Metabolic Reveal

Metabolic reveal is a design project aimed at exploring the definition of risk as it is currently understood, to include the assessment of growth patterns and the speed of development. It introduces a new approach for the allocation of future public space by protecting specific areas from being developed through a strategy of using voids as place-holders for future civic programs.

As larger number of Colombia's population are displaced from the rural countryside, informal settlements on the urban fringe have developed at an incredible pace. In the context of the Aburra Valley, these settlements tend to develop in risky areas, far from basic utilities and necessary infrastructures. In addition, the specific patterns of growth, especially in the case of Manantiales, have led to a severe lack of communal spaces for social gathering and future ammenities.

— City growth during key violence periods | Colombia

— High slopes have exerted pressure for the city to grow along a spine

As the result of fast individual growth, informal settlements normally lack the capacity not only to build communal spaces that in time would provide for the social needs and services that their dense urbanization demands; but what is more problematic, to even leave open spaces in anticipation for this to happen. As a consequence, when the government arrives, it is almost always too late and costly to carved out space within the informal fabrics to provide for these shared spaces, as the process involves both demolition and displacement of its inhabitants.

— Land use and income — Relationships between topography and income

When looking at the income of Medellin, we can see that the way rich and poor settled in the city, remain the same today. However, even with similar topographical and ground conditions, only the lands inhabited by the poor are considered risky for its settlers.

— Changes in growth patterns between a settlement that grew in 50 years compared to one that infilled in 5

Today's speed of urbanization is recognizable in the growth pattern of Manantiales. When compared to Santo Domingo, we can see that the processes that took 50 years to appear in Santo Domingo, are already appearing in Manantilaes only 5 years after the land was first settled. This speed reduces the size of the foundational parcel and promotes the clustering around certain areas.
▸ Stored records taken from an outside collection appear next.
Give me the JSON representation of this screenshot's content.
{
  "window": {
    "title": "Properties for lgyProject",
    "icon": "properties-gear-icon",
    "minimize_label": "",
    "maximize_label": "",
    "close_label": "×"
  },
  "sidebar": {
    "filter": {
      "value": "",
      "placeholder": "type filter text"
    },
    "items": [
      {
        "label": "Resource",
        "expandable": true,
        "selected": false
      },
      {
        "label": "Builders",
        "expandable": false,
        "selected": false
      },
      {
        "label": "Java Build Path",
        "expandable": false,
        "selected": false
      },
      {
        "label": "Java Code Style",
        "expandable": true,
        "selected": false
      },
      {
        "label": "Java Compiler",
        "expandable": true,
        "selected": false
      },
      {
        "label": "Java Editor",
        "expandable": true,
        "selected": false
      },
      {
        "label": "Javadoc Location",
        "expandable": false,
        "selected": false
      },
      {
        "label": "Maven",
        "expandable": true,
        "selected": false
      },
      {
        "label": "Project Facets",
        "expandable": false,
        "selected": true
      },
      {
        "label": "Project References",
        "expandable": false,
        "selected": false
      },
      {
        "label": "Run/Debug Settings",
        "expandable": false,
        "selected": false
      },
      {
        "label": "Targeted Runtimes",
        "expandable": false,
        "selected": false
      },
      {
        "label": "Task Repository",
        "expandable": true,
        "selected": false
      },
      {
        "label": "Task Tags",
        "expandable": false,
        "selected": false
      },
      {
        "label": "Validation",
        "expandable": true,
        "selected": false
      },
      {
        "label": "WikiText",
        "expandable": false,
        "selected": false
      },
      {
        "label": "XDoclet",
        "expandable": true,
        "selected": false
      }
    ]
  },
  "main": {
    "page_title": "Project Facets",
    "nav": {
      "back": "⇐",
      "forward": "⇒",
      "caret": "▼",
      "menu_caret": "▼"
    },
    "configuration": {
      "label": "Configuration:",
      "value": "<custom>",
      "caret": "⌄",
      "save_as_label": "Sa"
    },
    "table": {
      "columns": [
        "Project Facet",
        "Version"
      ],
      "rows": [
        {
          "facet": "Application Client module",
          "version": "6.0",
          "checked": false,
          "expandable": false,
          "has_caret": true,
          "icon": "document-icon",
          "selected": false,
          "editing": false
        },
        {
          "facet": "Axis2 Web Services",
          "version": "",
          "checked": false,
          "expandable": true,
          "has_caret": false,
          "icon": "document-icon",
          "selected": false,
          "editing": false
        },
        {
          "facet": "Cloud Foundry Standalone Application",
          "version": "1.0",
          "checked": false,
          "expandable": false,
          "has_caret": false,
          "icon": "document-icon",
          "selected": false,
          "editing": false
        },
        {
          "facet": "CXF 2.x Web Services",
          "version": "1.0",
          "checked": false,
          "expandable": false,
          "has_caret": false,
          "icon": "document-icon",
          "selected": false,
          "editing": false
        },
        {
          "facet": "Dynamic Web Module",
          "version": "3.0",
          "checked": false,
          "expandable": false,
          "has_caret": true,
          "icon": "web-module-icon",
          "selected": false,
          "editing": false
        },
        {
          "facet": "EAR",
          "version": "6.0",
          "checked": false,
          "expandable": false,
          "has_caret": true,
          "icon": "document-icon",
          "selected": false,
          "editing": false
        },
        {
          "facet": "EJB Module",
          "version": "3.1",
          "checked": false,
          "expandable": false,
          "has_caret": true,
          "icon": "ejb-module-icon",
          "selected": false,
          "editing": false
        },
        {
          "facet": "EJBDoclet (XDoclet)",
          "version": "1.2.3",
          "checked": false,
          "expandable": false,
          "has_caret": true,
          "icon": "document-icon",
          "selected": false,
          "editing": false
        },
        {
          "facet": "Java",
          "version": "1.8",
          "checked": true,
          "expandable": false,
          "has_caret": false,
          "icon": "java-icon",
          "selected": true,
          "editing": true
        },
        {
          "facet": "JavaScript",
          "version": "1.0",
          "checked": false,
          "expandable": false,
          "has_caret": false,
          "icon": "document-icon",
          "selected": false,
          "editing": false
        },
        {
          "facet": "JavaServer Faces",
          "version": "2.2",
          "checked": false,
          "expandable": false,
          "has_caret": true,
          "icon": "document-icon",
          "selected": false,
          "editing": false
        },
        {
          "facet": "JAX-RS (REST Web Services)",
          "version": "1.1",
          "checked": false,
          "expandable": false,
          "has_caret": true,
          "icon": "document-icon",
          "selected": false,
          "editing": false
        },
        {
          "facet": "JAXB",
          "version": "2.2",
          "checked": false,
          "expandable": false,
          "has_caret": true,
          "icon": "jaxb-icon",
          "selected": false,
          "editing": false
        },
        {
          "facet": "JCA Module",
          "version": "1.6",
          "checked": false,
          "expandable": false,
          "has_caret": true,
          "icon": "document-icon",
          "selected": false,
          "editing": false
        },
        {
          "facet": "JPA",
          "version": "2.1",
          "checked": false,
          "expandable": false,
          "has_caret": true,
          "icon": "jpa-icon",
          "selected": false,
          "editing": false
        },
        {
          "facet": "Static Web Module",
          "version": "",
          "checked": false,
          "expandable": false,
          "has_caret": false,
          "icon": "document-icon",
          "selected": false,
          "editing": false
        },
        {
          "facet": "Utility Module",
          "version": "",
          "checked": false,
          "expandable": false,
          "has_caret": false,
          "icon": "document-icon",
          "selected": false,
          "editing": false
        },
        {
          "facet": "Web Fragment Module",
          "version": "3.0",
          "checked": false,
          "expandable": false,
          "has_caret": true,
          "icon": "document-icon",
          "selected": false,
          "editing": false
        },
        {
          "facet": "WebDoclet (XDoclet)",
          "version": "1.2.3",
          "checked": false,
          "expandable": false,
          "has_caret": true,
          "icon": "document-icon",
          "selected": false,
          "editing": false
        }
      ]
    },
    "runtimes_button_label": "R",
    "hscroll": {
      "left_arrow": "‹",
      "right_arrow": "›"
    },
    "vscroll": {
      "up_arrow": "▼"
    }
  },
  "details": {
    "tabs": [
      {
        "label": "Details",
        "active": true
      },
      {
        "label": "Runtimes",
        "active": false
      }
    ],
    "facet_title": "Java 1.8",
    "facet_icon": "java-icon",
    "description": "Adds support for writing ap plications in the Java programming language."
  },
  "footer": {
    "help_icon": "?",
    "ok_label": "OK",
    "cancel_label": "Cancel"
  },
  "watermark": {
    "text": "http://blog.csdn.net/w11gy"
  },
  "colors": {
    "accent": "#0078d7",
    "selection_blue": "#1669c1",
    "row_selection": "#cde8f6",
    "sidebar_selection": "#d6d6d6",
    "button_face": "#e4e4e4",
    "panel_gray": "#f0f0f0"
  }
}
— Projected scenarios

As construction continues, the place-holding, productive spaces will transform to meet the changing construction demands of the area they serve. Once each zone fulfills the needs of the neighborhood, the area will be clear for other programs to develop and a new public space will be revealed.

The proposal explores three natural ways of mantaining these place-holding spaces during the building process of the informal settlement. the process begins with its largest scale, that preserves larger public plazas with large stock material. This material is later developed in the intermediate scale or productive zones where material for construction is processed to build homes. The smallest scale is a delineating element as an extension of the home to designate future infrastructure and prevent encroachment.

— Growth of spines — Void scales — Development cycle and stakeholders



This project was designed and developed with Joshua Eager for the Medellin Urban Design Studio at MIT. It was hosted by the Center of Advanced Urbanism over the spring 2015 semester.